Image From Ios

Over the past few months the world has cautiously—and often foolishly—reemerged from their bunkers to dip their toes into the brave new world foist upon us by COVID-19. It’s a world that looks generally the same as before but isn’t quite right. It’s like when Coca-Cola switched up their recipe and everyone hated it; the can was the same but the contents were all wrong. We’re all waiting on the triumphant return of Earth Classic™.

In the interim, though, we all must deal with the vastly inferior product, because frankly what other option do we have? For many, this means the normalizing and accepting as part of one’s daily routine preventative measures to help lessen the spread of the coronavirus. This means masking up anytime you are in public, getting a bloop of disinfectant before entering any retail business (because remember these measures are as much, if not more so, about keeping you from SPREADING the disease as they are about you contracting it), and then another bloop on your way out.

For the coffee-inclined, mask options are plentiful. There are masks that say “coffee” and even masks made of coffee. But where are all the coffee disinfectant options? Thankfully, a team of German scientists are on the case. We may soon have disinfectant made from a coffee byproduct.

advert but first coffee cookbook now available


The new project is being undertaken by two professors at Jacobs University Bremen in Germany: chemistry professor Nikolai Kuhnert and microbiology professor Matthias Ullrich. Per the press release, the pair “have long been concerned” about the antibacterial and antiviral properties of naturally-occurring substances, in things like quince and rhododendrons. And of course coffee.

Teaming up with Bremen companies ProPure – Protect and Just In Air and thanks to a €100,000 grant from the Bremer Aufbau-Bank, Kuhnert and Ullrich will be developing a new disinfectant that is said to be “more effective… and more widely applicable” than other products currently available, and they are looking to used coffee grounds as the source. For the product, the pair will be using chaff, the fibrous skin around the coffee seed that get discarded during roasting and would otherwise go to waste. Kuhnert states they will be getting their chaff supply from local coffee roasters around Bremen.

Using natural ingredients, the disinfectant will be green, organic, and sustainable. And the hope is that it will thus have a broader application. This could potentially include spraying the new substance in high trafficked areas like airplanes and public transit, or perhaps even using the disinfectant in hospitals during surgeries.

The new coffee-based product is still in the works and as such is a ways away from coming to market. But honestly, we’ve got time. It doesn’t look like this pandemic is going anywhere any time soon. Either way, the possibility of a coffee hand sanitizer is something I’m here for. Just think of all the tried-and-true market loop de loops that could be applied in the name of responsible non-quarantining. Be on the lookout in 2021 for the brand new pumpkin spice nitro cold brew flat white hand sanitizer.

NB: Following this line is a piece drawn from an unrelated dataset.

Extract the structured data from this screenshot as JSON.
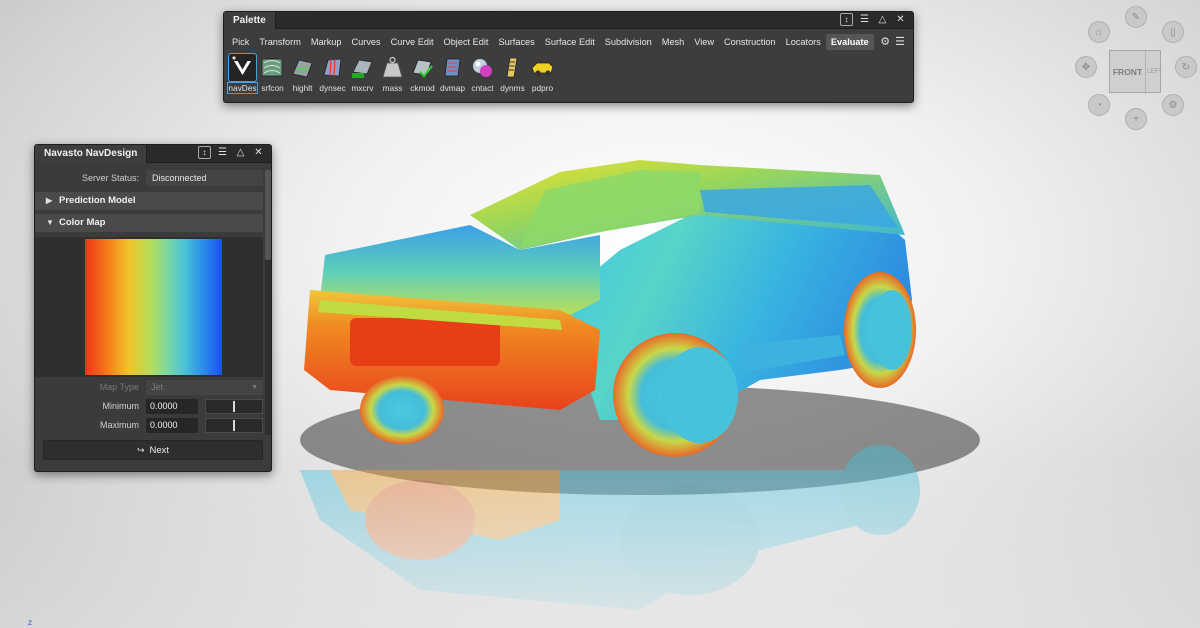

Zac Cadwalader is the managing editor at Sprudge Media Network and a staff writer based in Dallas. Read more Zac Cadwalader on Sprudge.

Top image © Jo Panuwat D

banner advertising the book new rules of coffee